I hope that answers it. Thanks!
Gandharv
 

Froze

Well-Known Member
Jul 13, 2004
4,711
756
113
NE Indiana
Hi Froze,
Actually, these days LEDs are quite bright. In LED bulbs that are commercially available, each individual LEDs can go up to 3W too! We dont use 3W LEDs of course. The 16 LEDs built in the final backpack (not the prototype) give out 38 Lumens which is comparable to most high quality cycling rear lights. Of course, there is the added curved reflective area like this (in case car headhlights are pointed directly):
clmleuymav5sbvailn8h.png

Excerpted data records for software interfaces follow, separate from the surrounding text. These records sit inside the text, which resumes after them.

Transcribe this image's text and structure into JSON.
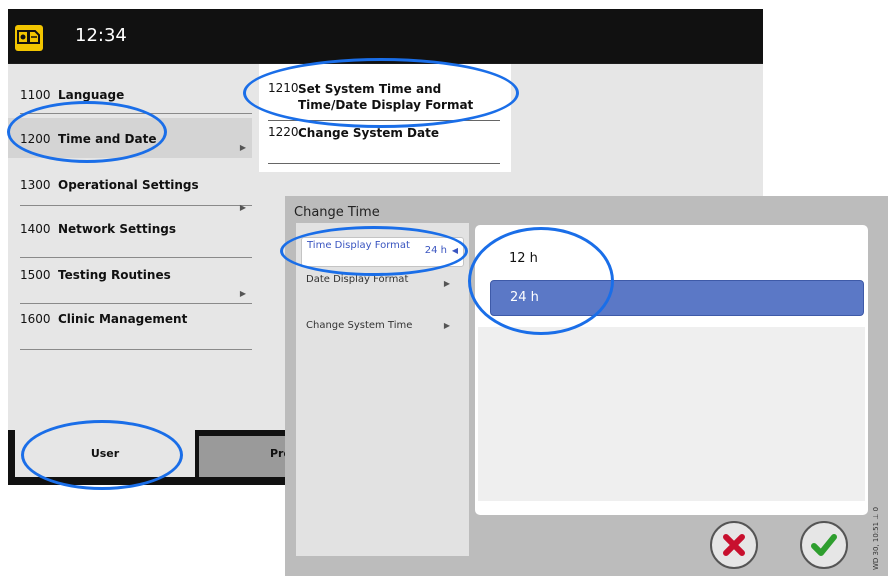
{
  "header": {
    "clock": "12:34",
    "app_icon": "device-tool-icon"
  },
  "menu": {
    "items": [
      {
        "num": "1100",
        "label": "Language"
      },
      {
        "num": "1200",
        "label": "Time and Date"
      },
      {
        "num": "1300",
        "label": "Operational Settings"
      },
      {
        "num": "1400",
        "label": "Network Settings"
      },
      {
        "num": "1500",
        "label": "Testing Routines"
      },
      {
        "num": "1600",
        "label": "Clinic Management"
      }
    ],
    "submenu": [
      {
        "num": "1210",
        "label": "Set System Time and Time/Date Display Format"
      },
      {
        "num": "1220",
        "label": "Change System Date"
      }
    ]
  },
  "tabs": {
    "user": "User",
    "programs_partial": "Prog"
  },
  "dialog": {
    "title": "Change Time",
    "options": [
      {
        "label": "Time Display Format",
        "value": "24 h"
      },
      {
        "label": "Date Display Format"
      },
      {
        "label": "Change System Time"
      }
    ],
    "time_choices": [
      "12 h",
      "24 h"
    ],
    "selected_choice": "24 h",
    "cancel_icon": "close-x-icon",
    "ok_icon": "check-icon"
  },
  "side_code": "WD 30, 10:51 ⊥ 0"
}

You are right about the final battery life once the level is 38 Lumens - I expect a total commute time of about 10-15 hours since the brake lights and indicators also take up energy. Most commutes last about 1.5 hours each day (on the upper end) so the battery should last at least a week if not more. There is a battery alert also on your phone, when you are one day away from going out of charge. 6000mAh is always an option of course - I will look into that!

Thanks for your feedback!
Gandharv


Thanks for your reply but 38 lumens is not even close to comparison to high end bike lights, in fact 40 lumen range of lights today are the bottom of the lumen rating and price as well, most modern higher end tail lights in America are putting out a minimum of 60 lumens and the one I have puts out 70, while the better ones are going over 100. Do I think a person needs a 100 plus lumen tail light? not really, but if you're LED's can go to 3 watts and you have them set for 1/2 a watt then why not bump the output to 1 watt each? This would match the output of the Planet Bike Super Flash Turbo (now considered a low end light mind you), and it would significantly increase the lighting and attract buyers like flies to fresh dead meat. The cost should be very minimal to do that, then simply increase the battery to 6,000amh for longer run time at the higher setting which also shouldn't cost much either.

Just thoughts that's all.